In 1912 Harold J Smith purchased land at Stowfield and erected The Lydbrook Cable Works. The First World War provided a number of contracts with employee numbers expanding from 40 to 650 with double shilfts being worked. With the end of the War, came a slump in business, and in 1920 the Official Receiver was brought in ending Smiths connection with the Factory.
The business was bought in 1925 by Edison Swan Electric Company. With the greater resources available the plant at Stowfiled further expanded, and was well placed to help with the Second World War possessing one of only four machines for making lead alloy tube needed for P.L.U.T.O. (Petroleum Lines Under The Ocean), which allowed fuel to be supplied to the Allied invasion force on the Continent from Britain. In the late 1940s,

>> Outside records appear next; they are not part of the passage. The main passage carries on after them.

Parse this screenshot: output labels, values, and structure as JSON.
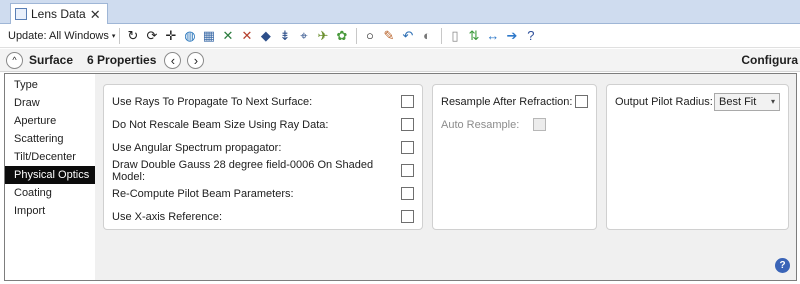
{
  "tab": {
    "title": "Lens Data",
    "close": "✕"
  },
  "toolbar": {
    "update_label": "Update: All Windows",
    "update_caret": "▾",
    "icons": [
      {
        "name": "update-icon",
        "glyph": "↻",
        "color": "#222222"
      },
      {
        "name": "settings-icon",
        "glyph": "⟳",
        "color": "#222222"
      },
      {
        "name": "move-icon",
        "glyph": "✛",
        "color": "#222222"
      },
      {
        "name": "globe-icon",
        "glyph": "◍",
        "color": "#1f6fb8"
      },
      {
        "name": "layout-icon",
        "glyph": "▦",
        "color": "#3d6ca8"
      },
      {
        "name": "slider-cross-icon",
        "glyph": "✕",
        "color": "#2a7b3d"
      },
      {
        "name": "slider-cross-red-icon",
        "glyph": "✕",
        "color": "#b5402e"
      },
      {
        "name": "lens-icon",
        "glyph": "◆",
        "color": "#2d4f8a"
      },
      {
        "name": "ray-icon",
        "glyph": "⇟",
        "color": "#2d4f8a"
      },
      {
        "name": "bracket-icon",
        "glyph": "⌖",
        "color": "#2d4f8a"
      },
      {
        "name": "fly-icon",
        "glyph": "✈",
        "color": "#6b8f2e"
      },
      {
        "name": "palette-icon",
        "glyph": "✿",
        "color": "#4a9a3d"
      },
      {
        "name": "circle-icon",
        "glyph": "○",
        "color": "#111111"
      },
      {
        "name": "brush-icon",
        "glyph": "✎",
        "color": "#b55a1e"
      },
      {
        "name": "undo-icon",
        "glyph": "↶",
        "color": "#2d6fb5"
      },
      {
        "name": "toggle-icon",
        "glyph": "◐",
        "color": "#777777"
      },
      {
        "name": "page-icon",
        "glyph": "▯",
        "color": "#888888"
      },
      {
        "name": "swap-icon",
        "glyph": "⇅",
        "color": "#3a9a3a"
      },
      {
        "name": "expand-icon",
        "glyph": "↔",
        "color": "#2d78c9"
      },
      {
        "name": "arrow-right-icon",
        "glyph": "➔",
        "color": "#2d78c9"
      },
      {
        "name": "help-icon",
        "glyph": "?",
        "color": "#2d4f9a"
      }
    ]
  },
  "surface_bar": {
    "up": "^",
    "surface_label": "Surface",
    "properties_label": "6 Properties",
    "prev": "‹",
    "next": "›",
    "configuration_label": "Configura"
  },
  "sidebar": {
    "items": [
      {
        "label": "Type",
        "active": false
      },
      {
        "label": "Draw",
        "active": false
      },
      {
        "label": "Aperture",
        "active": false
      },
      {
        "label": "Scattering",
        "active": false
      },
      {
        "label": "Tilt/Decenter",
        "active": false
      },
      {
        "label": "Physical Optics",
        "active": true
      },
      {
        "label": "Coating",
        "active": false
      },
      {
        "label": "Import",
        "active": false
      }
    ]
  },
  "group1": {
    "rows": [
      {
        "label": "Use Rays To Propagate To Next Surface:",
        "checked": false
      },
      {
        "label": "Do Not Rescale Beam Size Using Ray Data:",
        "checked": false
      },
      {
        "label": "Use Angular Spectrum propagator:",
        "checked": false
      },
      {
        "label": "Draw Double Gauss 28 degree field-0006 On Shaded Model:",
        "checked": false
      },
      {
        "label": "Re-Compute Pilot Beam Parameters:",
        "checked": false
      },
      {
        "label": "Use X-axis Reference:",
        "checked": false
      }
    ]
  },
  "group2": {
    "resample_label": "Resample After Refraction:",
    "resample_checked": false,
    "auto_resample_label": "Auto Resample:",
    "auto_resample_checked": false
  },
  "group3": {
    "output_label": "Output Pilot Radius:",
    "output_value": "Best Fit",
    "output_caret": "▾"
  },
  "help": "?"
}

Edison Swan was swallowed up by the Associated Electrical Company – integrated with the Siemens Cable Works at Woolwich the Stowfield Factory at its height employed approximately 1,100 people. The Cable Works came to an end in 1966 when the Factory was bought by Reed Paper Group, which in its turn was taken over by a Swedish Company SCA. The factory finally ceased to be used around 2003.